---------- Task input ----------

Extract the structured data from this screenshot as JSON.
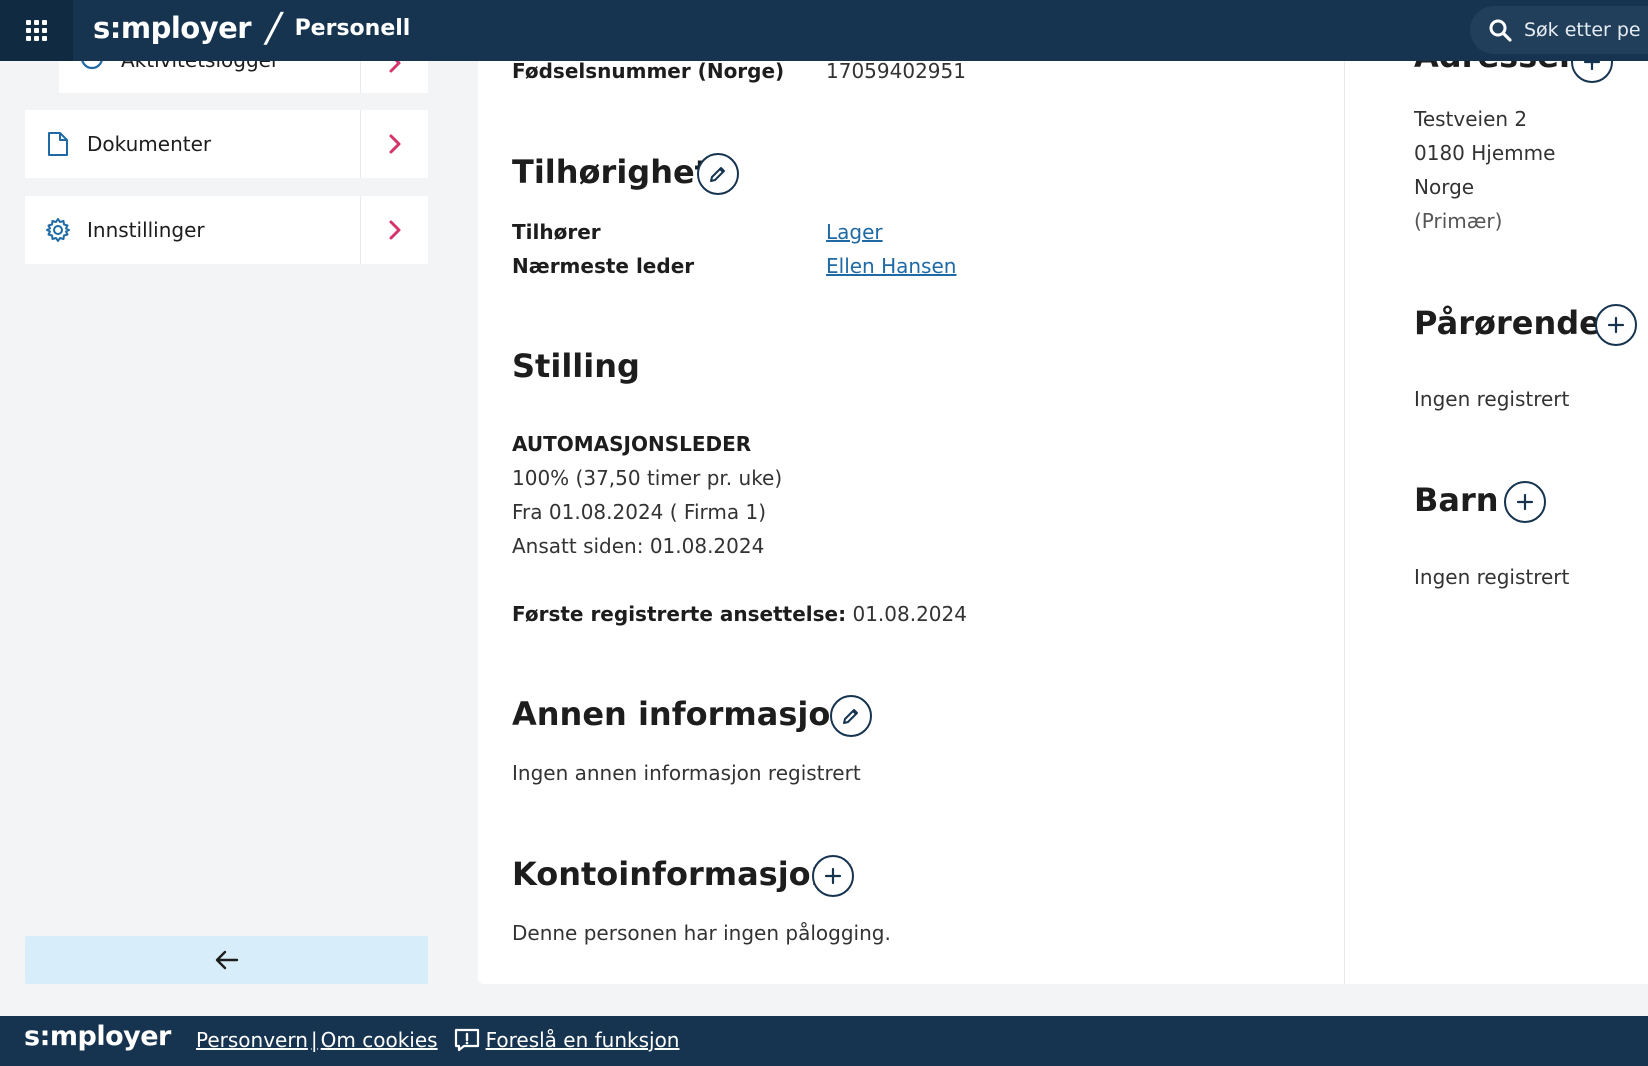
{
  "header": {
    "brand": "s:mployer",
    "slash": "/",
    "app_name": "Personell",
    "search_placeholder": "Søk etter pe"
  },
  "sidebar": {
    "items": [
      {
        "label": "Aktivitetslogger",
        "icon": "clock-icon"
      },
      {
        "label": "Dokumenter",
        "icon": "document-icon"
      },
      {
        "label": "Innstillinger",
        "icon": "gear-icon"
      }
    ],
    "back_icon": "arrow-left-icon"
  },
  "person": {
    "fodselsnummer_label": "Fødselsnummer (Norge)",
    "fodselsnummer_value": "17059402951"
  },
  "tilhorighet": {
    "title": "Tilhørighet",
    "tilhorer_label": "Tilhører",
    "tilhorer_value": "Lager",
    "leder_label": "Nærmeste leder",
    "leder_value": "Ellen Hansen"
  },
  "stilling": {
    "title": "Stilling",
    "position": "AUTOMASJONSLEDER",
    "percent": "100% (37,50 timer pr. uke)",
    "from": "Fra 01.08.2024 ( Firma 1)",
    "employed_since": "Ansatt siden: 01.08.2024",
    "first_reg_label": "Første registrerte ansettelse:",
    "first_reg_value": "01.08.2024"
  },
  "annen": {
    "title": "Annen informasjon",
    "text": "Ingen annen informasjon registrert"
  },
  "konto": {
    "title": "Kontoinformasjon",
    "text": "Denne personen har ingen pålogging."
  },
  "adresser": {
    "title": "Adresser",
    "line1": "Testveien 2",
    "line2": "0180 Hjemme",
    "line3": "Norge",
    "line4": "(Primær)"
  },
  "parorende": {
    "title": "Pårørende",
    "text": "Ingen registrert"
  },
  "barn": {
    "title": "Barn",
    "text": "Ingen registrert"
  },
  "footer": {
    "brand": "s:mployer",
    "personvern": "Personvern",
    "sep": "|",
    "cookies": "Om cookies",
    "suggest": "Foreslå en funksjon"
  },
  "colors": {
    "navy": "#16344f",
    "link": "#1f6aa5",
    "chevron": "#d6336c",
    "back_button_bg": "#d7edf9"
  }
}
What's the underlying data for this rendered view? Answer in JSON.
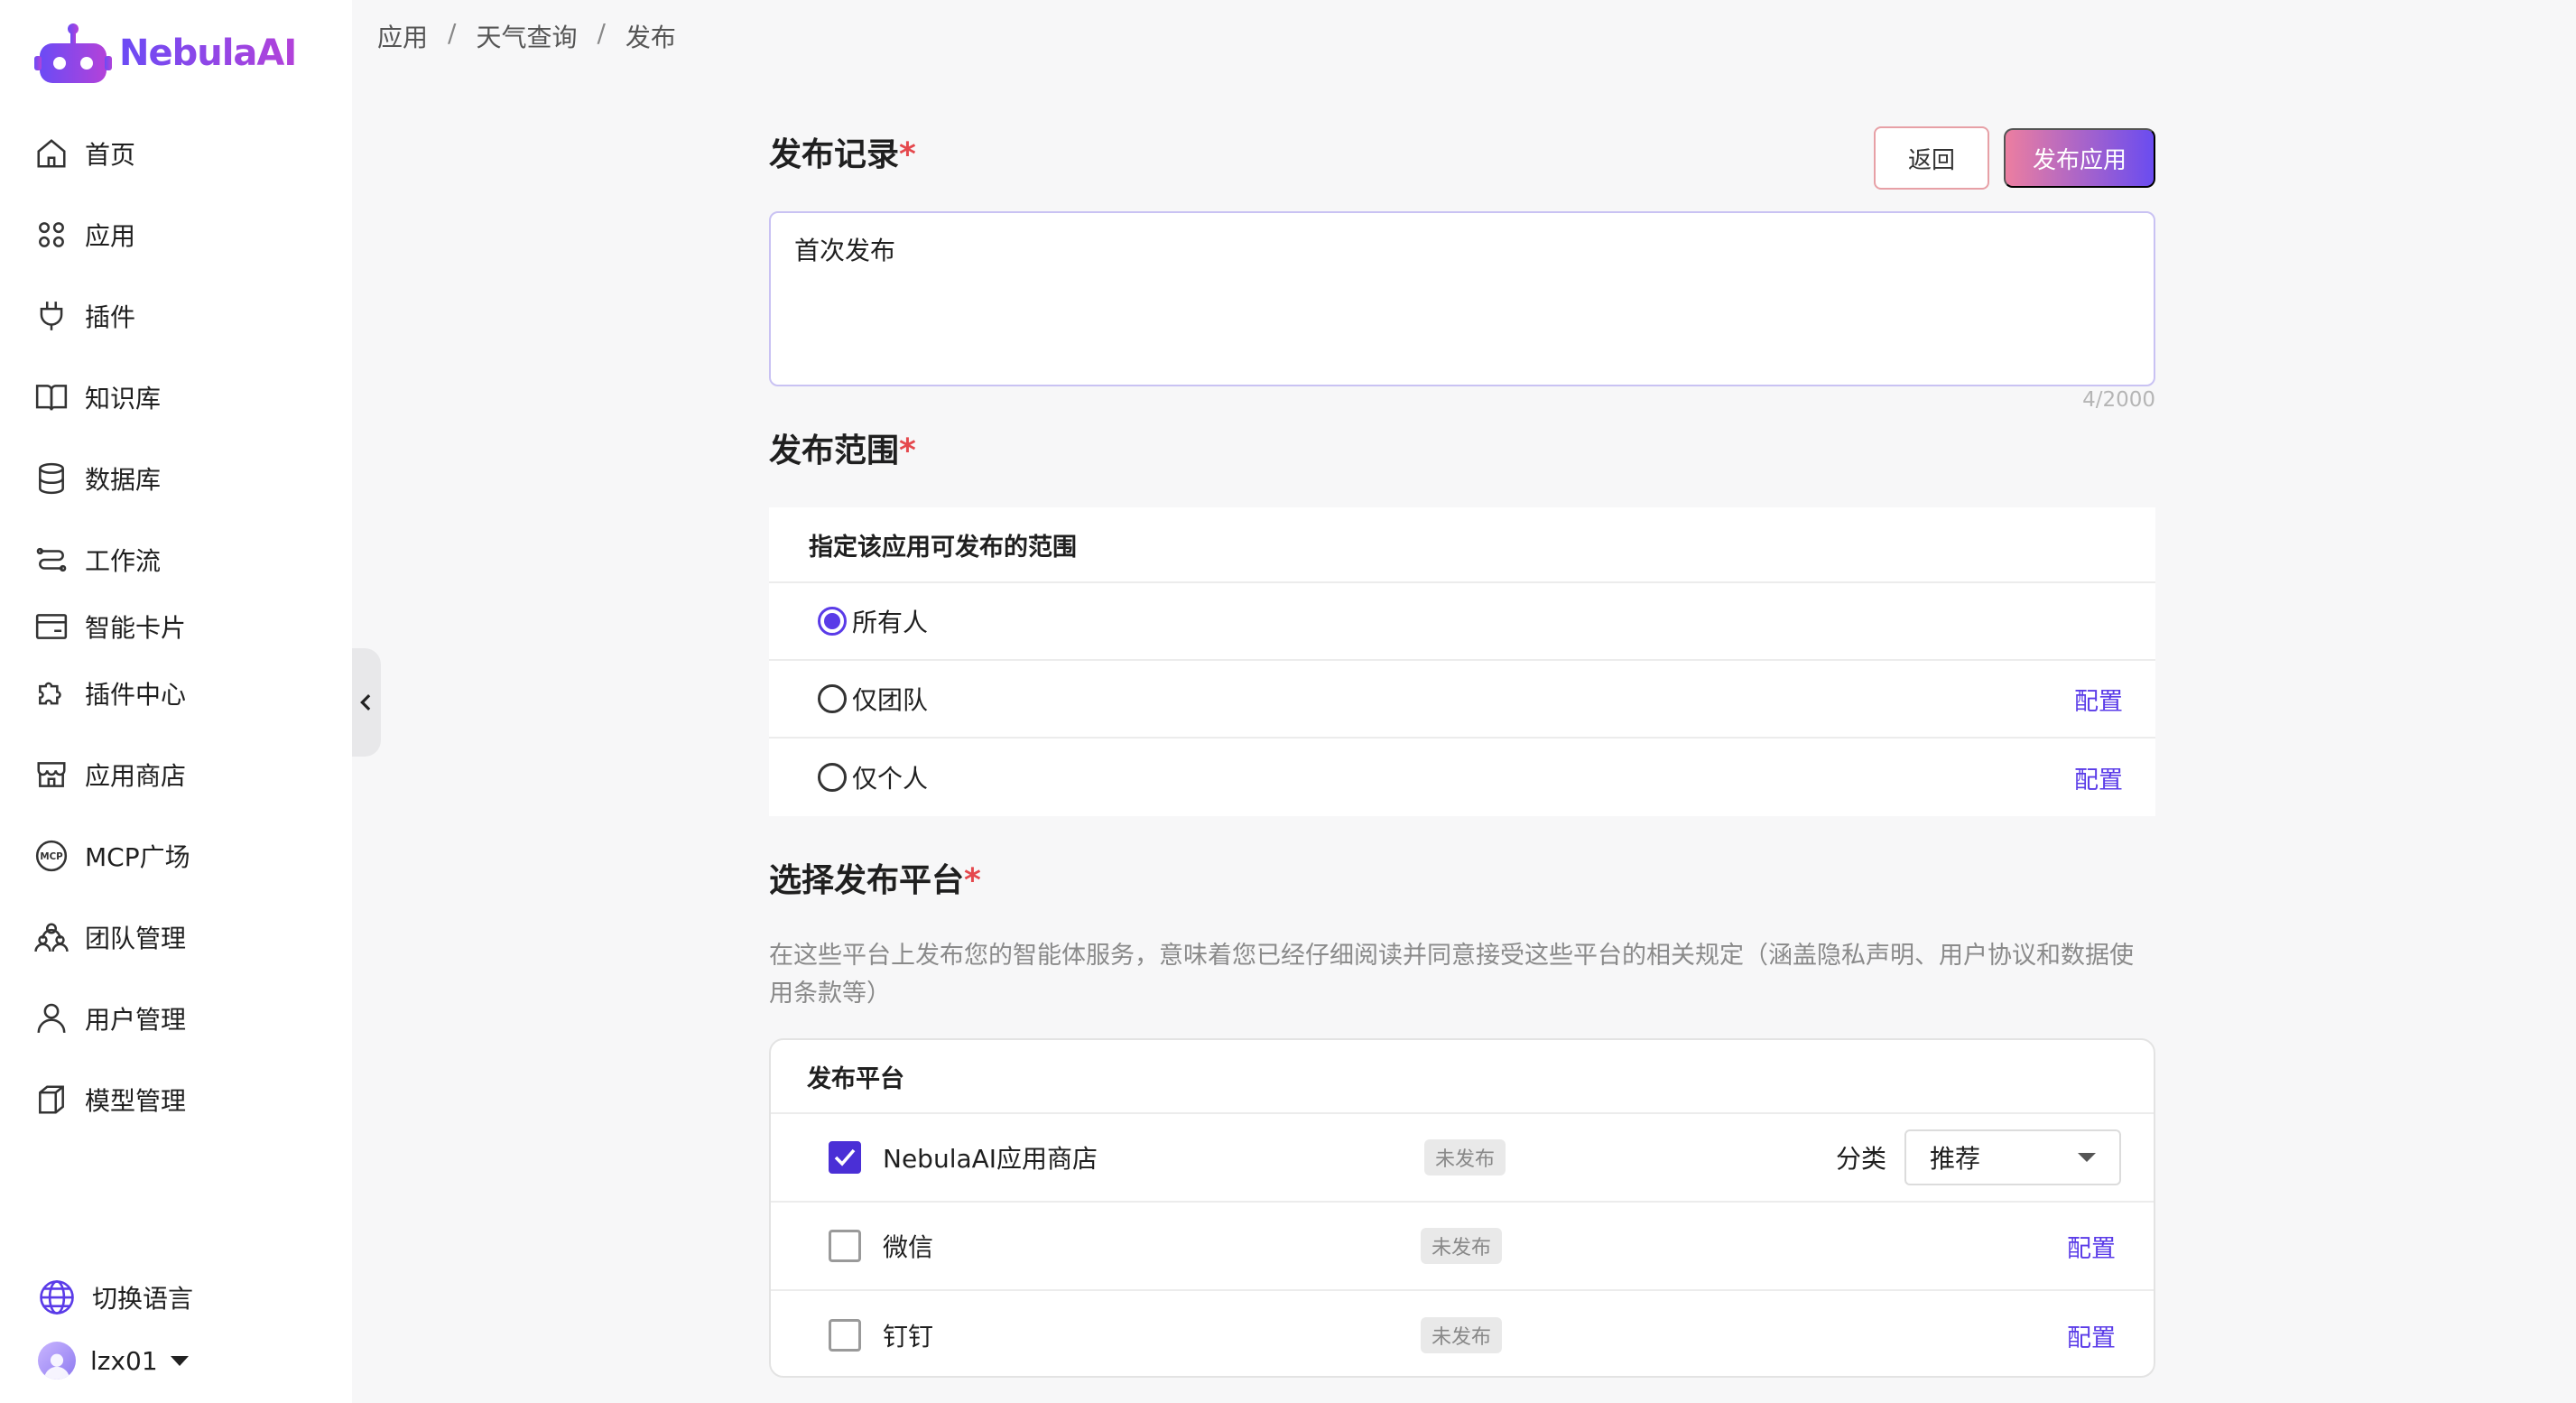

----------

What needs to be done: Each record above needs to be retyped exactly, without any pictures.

Written answer:
Extract the structured data from this screenshot as JSON.
{
  "header": {
    "brand": "s:mployer",
    "slash": "/",
    "app_name": "Personell",
    "search_placeholder": "Søk etter pe"
  },
  "sidebar": {
    "items": [
      {
        "label": "Aktivitetslogger",
        "icon": "clock-icon"
      },
      {
        "label": "Dokumenter",
        "icon": "document-icon"
      },
      {
        "label": "Innstillinger",
        "icon": "gear-icon"
      }
    ],
    "back_icon": "arrow-left-icon"
  },
  "person": {
    "fodselsnummer_label": "Fødselsnummer (Norge)",
    "fodselsnummer_value": "17059402951"
  },
  "tilhorighet": {
    "title": "Tilhørighet",
    "tilhorer_label": "Tilhører",
    "tilhorer_value": "Lager",
    "leder_label": "Nærmeste leder",
    "leder_value": "Ellen Hansen"
  },
  "stilling": {
    "title": "Stilling",
    "position": "AUTOMASJONSLEDER",
    "percent": "100% (37,50 timer pr. uke)",
    "from": "Fra 01.08.2024 ( Firma 1)",
    "employed_since": "Ansatt siden: 01.08.2024",
    "first_reg_label": "Første registrerte ansettelse:",
    "first_reg_value": "01.08.2024"
  },
  "annen": {
    "title": "Annen informasjon",
    "text": "Ingen annen informasjon registrert"
  },
  "konto": {
    "title": "Kontoinformasjon",
    "text": "Denne personen har ingen pålogging."
  },
  "adresser": {
    "title": "Adresser",
    "line1": "Testveien 2",
    "line2": "0180 Hjemme",
    "line3": "Norge",
    "line4": "(Primær)"
  },
  "parorende": {
    "title": "Pårørende",
    "text": "Ingen registrert"
  },
  "barn": {
    "title": "Barn",
    "text": "Ingen registrert"
  },
  "footer": {
    "brand": "s:mployer",
    "personvern": "Personvern",
    "sep": "|",
    "cookies": "Om cookies",
    "suggest": "Foreslå en funksjon"
  },
  "colors": {
    "navy": "#16344f",
    "link": "#1f6aa5",
    "chevron": "#d6336c",
    "back_button_bg": "#d7edf9"
  }
}
What's the underlying data for this rendered view? Answer in JSON.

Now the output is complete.